→ Try it:
What you return should match the data below exactly, with every entry reproduced.

== == ==

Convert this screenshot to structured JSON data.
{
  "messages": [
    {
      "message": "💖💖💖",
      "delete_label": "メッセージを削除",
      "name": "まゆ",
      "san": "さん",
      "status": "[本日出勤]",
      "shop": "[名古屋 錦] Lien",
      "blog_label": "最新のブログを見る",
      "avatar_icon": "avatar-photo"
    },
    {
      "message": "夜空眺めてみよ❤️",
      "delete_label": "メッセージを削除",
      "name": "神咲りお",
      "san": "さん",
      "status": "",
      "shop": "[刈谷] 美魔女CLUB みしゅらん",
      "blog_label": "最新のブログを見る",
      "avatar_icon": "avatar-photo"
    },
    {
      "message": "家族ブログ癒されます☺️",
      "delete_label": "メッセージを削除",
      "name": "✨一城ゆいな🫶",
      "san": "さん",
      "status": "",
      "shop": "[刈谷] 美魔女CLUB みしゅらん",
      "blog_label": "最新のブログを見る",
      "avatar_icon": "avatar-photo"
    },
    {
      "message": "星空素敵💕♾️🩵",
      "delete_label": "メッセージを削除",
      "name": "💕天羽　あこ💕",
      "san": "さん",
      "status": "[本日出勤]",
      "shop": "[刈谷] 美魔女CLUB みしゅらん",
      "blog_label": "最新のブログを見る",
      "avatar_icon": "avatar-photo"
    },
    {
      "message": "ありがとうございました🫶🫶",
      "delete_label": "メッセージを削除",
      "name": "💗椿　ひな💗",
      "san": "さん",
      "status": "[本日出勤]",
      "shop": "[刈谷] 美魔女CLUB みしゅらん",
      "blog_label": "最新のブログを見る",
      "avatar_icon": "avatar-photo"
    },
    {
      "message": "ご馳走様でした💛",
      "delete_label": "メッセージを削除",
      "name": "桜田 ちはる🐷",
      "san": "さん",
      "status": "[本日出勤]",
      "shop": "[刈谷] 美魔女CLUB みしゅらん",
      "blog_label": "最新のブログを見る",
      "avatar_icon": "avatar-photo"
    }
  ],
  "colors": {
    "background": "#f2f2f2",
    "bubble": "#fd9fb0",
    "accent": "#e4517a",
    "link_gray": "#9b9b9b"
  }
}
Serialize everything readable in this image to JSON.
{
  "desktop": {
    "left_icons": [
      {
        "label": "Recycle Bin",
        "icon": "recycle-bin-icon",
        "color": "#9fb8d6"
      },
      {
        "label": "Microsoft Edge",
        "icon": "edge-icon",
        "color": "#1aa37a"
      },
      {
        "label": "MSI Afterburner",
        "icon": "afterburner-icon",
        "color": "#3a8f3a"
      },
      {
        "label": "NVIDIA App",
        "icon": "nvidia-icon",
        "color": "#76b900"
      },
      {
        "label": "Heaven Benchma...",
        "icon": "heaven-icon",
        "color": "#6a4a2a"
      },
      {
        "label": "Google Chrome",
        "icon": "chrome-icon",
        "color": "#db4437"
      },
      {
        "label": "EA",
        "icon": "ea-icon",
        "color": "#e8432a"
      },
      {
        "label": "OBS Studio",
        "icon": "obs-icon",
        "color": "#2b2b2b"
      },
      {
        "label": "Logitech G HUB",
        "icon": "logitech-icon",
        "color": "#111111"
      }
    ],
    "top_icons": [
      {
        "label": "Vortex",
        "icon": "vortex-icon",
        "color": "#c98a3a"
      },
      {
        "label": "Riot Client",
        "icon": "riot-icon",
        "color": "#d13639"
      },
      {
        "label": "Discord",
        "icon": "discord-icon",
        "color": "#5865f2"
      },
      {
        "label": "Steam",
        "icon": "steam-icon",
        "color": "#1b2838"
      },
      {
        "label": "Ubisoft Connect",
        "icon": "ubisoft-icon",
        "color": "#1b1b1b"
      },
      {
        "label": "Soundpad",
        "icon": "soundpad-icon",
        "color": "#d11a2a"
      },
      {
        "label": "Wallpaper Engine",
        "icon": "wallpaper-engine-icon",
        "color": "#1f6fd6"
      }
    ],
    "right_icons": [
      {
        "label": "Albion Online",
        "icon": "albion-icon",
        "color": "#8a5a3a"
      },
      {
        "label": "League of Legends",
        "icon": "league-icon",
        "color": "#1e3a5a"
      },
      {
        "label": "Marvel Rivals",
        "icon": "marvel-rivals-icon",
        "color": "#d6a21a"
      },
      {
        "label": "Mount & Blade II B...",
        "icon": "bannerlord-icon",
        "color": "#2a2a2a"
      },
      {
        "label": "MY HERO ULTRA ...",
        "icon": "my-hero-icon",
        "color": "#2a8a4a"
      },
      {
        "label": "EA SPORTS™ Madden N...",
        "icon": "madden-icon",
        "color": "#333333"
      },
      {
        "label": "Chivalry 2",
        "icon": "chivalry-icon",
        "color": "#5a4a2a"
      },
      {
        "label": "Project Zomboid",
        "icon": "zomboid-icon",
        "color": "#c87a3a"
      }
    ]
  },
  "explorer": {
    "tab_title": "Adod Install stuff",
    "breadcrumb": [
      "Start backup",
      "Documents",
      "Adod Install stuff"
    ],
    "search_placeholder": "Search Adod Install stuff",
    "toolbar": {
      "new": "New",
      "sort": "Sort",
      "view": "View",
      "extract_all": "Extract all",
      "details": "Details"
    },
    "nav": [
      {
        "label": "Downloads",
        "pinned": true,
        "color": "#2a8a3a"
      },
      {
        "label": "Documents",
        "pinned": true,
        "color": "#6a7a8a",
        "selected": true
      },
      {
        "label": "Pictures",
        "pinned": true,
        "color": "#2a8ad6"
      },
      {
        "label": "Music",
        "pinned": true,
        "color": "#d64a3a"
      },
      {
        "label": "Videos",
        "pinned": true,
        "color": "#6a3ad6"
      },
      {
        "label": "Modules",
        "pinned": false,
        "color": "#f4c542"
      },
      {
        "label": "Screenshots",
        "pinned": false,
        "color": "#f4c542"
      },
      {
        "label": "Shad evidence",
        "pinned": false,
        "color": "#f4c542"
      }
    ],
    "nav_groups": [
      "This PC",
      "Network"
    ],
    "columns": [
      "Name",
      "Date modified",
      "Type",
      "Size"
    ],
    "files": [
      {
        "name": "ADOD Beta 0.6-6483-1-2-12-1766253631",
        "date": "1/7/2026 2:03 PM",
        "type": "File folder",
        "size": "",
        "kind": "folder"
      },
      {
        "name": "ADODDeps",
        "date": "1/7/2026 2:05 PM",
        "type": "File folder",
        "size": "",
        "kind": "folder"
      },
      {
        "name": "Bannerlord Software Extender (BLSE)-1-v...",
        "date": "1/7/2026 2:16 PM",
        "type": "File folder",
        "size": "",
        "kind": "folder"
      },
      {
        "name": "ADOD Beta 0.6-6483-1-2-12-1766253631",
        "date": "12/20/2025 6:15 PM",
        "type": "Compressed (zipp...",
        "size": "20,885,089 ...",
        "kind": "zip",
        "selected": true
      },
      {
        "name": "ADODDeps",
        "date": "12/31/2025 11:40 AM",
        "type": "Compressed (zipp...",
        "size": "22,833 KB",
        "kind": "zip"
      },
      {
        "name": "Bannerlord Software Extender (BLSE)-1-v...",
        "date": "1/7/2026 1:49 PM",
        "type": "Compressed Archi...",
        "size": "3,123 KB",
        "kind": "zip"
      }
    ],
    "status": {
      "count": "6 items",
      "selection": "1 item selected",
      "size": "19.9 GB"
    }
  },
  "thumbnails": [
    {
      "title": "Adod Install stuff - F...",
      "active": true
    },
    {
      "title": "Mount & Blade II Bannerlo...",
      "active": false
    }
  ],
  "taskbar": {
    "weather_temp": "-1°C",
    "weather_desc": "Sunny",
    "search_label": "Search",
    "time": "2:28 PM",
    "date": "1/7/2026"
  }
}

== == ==

→ Written answer:
Convert this screenshot to structured JSON data.
{
  "messages": [
    {
      "message": "💖💖💖",
      "delete_label": "メッセージを削除",
      "name": "まゆ",
      "san": "さん",
      "status": "[本日出勤]",
      "shop": "[名古屋 錦] Lien",
      "blog_label": "最新のブログを見る",
      "avatar_icon": "avatar-photo"
    },
    {
      "message": "夜空眺めてみよ❤️",
      "delete_label": "メッセージを削除",
      "name": "神咲りお",
      "san": "さん",
      "status": "",
      "shop": "[刈谷] 美魔女CLUB みしゅらん",
      "blog_label": "最新のブログを見る",
      "avatar_icon": "avatar-photo"
    },
    {
      "message": "家族ブログ癒されます☺️",
      "delete_label": "メッセージを削除",
      "name": "✨一城ゆいな🫶",
      "san": "さん",
      "status": "",
      "shop": "[刈谷] 美魔女CLUB みしゅらん",
      "blog_label": "最新のブログを見る",
      "avatar_icon": "avatar-photo"
    },
    {
      "message": "星空素敵💕♾️🩵",
      "delete_label": "メッセージを削除",
      "name": "💕天羽　あこ💕",
      "san": "さん",
      "status": "[本日出勤]",
      "shop": "[刈谷] 美魔女CLUB みしゅらん",
      "blog_label": "最新のブログを見る",
      "avatar_icon": "avatar-photo"
    },
    {
      "message": "ありがとうございました🫶🫶",
      "delete_label": "メッセージを削除",
      "name": "💗椿　ひな💗",
      "san": "さん",
      "status": "[本日出勤]",
      "shop": "[刈谷] 美魔女CLUB みしゅらん",
      "blog_label": "最新のブログを見る",
      "avatar_icon": "avatar-photo"
    },
    {
      "message": "ご馳走様でした💛",
      "delete_label": "メッセージを削除",
      "name": "桜田 ちはる🐷",
      "san": "さん",
      "status": "[本日出勤]",
      "shop": "[刈谷] 美魔女CLUB みしゅらん",
      "blog_label": "最新のブログを見る",
      "avatar_icon": "avatar-photo"
    }
  ],
  "colors": {
    "background": "#f2f2f2",
    "bubble": "#fd9fb0",
    "accent": "#e4517a",
    "link_gray": "#9b9b9b"
  }
}
Serialize everything readable in this image to JSON.
{
  "desktop": {
    "left_icons": [
      {
        "label": "Recycle Bin",
        "icon": "recycle-bin-icon",
        "color": "#9fb8d6"
      },
      {
        "label": "Microsoft Edge",
        "icon": "edge-icon",
        "color": "#1aa37a"
      },
      {
        "label": "MSI Afterburner",
        "icon": "afterburner-icon",
        "color": "#3a8f3a"
      },
      {
        "label": "NVIDIA App",
        "icon": "nvidia-icon",
        "color": "#76b900"
      },
      {
        "label": "Heaven Benchma...",
        "icon": "heaven-icon",
        "color": "#6a4a2a"
      },
      {
        "label": "Google Chrome",
        "icon": "chrome-icon",
        "color": "#db4437"
      },
      {
        "label": "EA",
        "icon": "ea-icon",
        "color": "#e8432a"
      },
      {
        "label": "OBS Studio",
        "icon": "obs-icon",
        "color": "#2b2b2b"
      },
      {
        "label": "Logitech G HUB",
        "icon": "logitech-icon",
        "color": "#111111"
      }
    ],
    "top_icons": [
      {
        "label": "Vortex",
        "icon": "vortex-icon",
        "color": "#c98a3a"
      },
      {
        "label": "Riot Client",
        "icon": "riot-icon",
        "color": "#d13639"
      },
      {
        "label": "Discord",
        "icon": "discord-icon",
        "color": "#5865f2"
      },
      {
        "label": "Steam",
        "icon": "steam-icon",
        "color": "#1b2838"
      },
      {
        "label": "Ubisoft Connect",
        "icon": "ubisoft-icon",
        "color": "#1b1b1b"
      },
      {
        "label": "Soundpad",
        "icon": "soundpad-icon",
        "color": "#d11a2a"
      },
      {
        "label": "Wallpaper Engine",
        "icon": "wallpaper-engine-icon",
        "color": "#1f6fd6"
      }
    ],
    "right_icons": [
      {
        "label": "Albion Online",
        "icon": "albion-icon",
        "color": "#8a5a3a"
      },
      {
        "label": "League of Legends",
        "icon": "league-icon",
        "color": "#1e3a5a"
      },
      {
        "label": "Marvel Rivals",
        "icon": "marvel-rivals-icon",
        "color": "#d6a21a"
      },
      {
        "label": "Mount & Blade II B...",
        "icon": "bannerlord-icon",
        "color": "#2a2a2a"
      },
      {
        "label": "MY HERO ULTRA ...",
        "icon": "my-hero-icon",
        "color": "#2a8a4a"
      },
      {
        "label": "EA SPORTS™ Madden N...",
        "icon": "madden-icon",
        "color": "#333333"
      },
      {
        "label": "Chivalry 2",
        "icon": "chivalry-icon",
        "color": "#5a4a2a"
      },
      {
        "label": "Project Zomboid",
        "icon": "zomboid-icon",
        "color": "#c87a3a"
      }
    ]
  },
  "explorer": {
    "tab_title": "Adod Install stuff",
    "breadcrumb": [
      "Start backup",
      "Documents",
      "Adod Install stuff"
    ],
    "search_placeholder": "Search Adod Install stuff",
    "toolbar": {
      "new": "New",
      "sort": "Sort",
      "view": "View",
      "extract_all": "Extract all",
      "details": "Details"
    },
    "nav": [
      {
        "label": "Downloads",
        "pinned": true,
        "color": "#2a8a3a"
      },
      {
        "label": "Documents",
        "pinned": true,
        "color": "#6a7a8a",
        "selected": true
      },
      {
        "label": "Pictures",
        "pinned": true,
        "color": "#2a8ad6"
      },
      {
        "label": "Music",
        "pinned": true,
        "color": "#d64a3a"
      },
      {
        "label": "Videos",
        "pinned": true,
        "color": "#6a3ad6"
      },
      {
        "label": "Modules",
        "pinned": false,
        "color": "#f4c542"
      },
      {
        "label": "Screenshots",
        "pinned": false,
        "color": "#f4c542"
      },
      {
        "label": "Shad evidence",
        "pinned": false,
        "color": "#f4c542"
      }
    ],
    "nav_groups": [
      "This PC",
      "Network"
    ],
    "columns": [
      "Name",
      "Date modified",
      "Type",
      "Size"
    ],
    "files": [
      {
        "name": "ADOD Beta 0.6-6483-1-2-12-1766253631",
        "date": "1/7/2026 2:03 PM",
        "type": "File folder",
        "size": "",
        "kind": "folder"
      },
      {
        "name": "ADODDeps",
        "date": "1/7/2026 2:05 PM",
        "type": "File folder",
        "size": "",
        "kind": "folder"
      },
      {
        "name": "Bannerlord Software Extender (BLSE)-1-v...",
        "date": "1/7/2026 2:16 PM",
        "type": "File folder",
        "size": "",
        "kind": "folder"
      },
      {
        "name": "ADOD Beta 0.6-6483-1-2-12-1766253631",
        "date": "12/20/2025 6:15 PM",
        "type": "Compressed (zipp...",
        "size": "20,885,089 ...",
        "kind": "zip",
        "selected": true
      },
      {
        "name": "ADODDeps",
        "date": "12/31/2025 11:40 AM",
        "type": "Compressed (zipp...",
        "size": "22,833 KB",
        "kind": "zip"
      },
      {
        "name": "Bannerlord Software Extender (BLSE)-1-v...",
        "date": "1/7/2026 1:49 PM",
        "type": "Compressed Archi...",
        "size": "3,123 KB",
        "kind": "zip"
      }
    ],
    "status": {
      "count": "6 items",
      "selection": "1 item selected",
      "size": "19.9 GB"
    }
  },
  "thumbnails": [
    {
      "title": "Adod Install stuff - F...",
      "active": true
    },
    {
      "title": "Mount & Blade II Bannerlo...",
      "active": false
    }
  ],
  "taskbar": {
    "weather_temp": "-1°C",
    "weather_desc": "Sunny",
    "search_label": "Search",
    "time": "2:28 PM",
    "date": "1/7/2026"
  }
}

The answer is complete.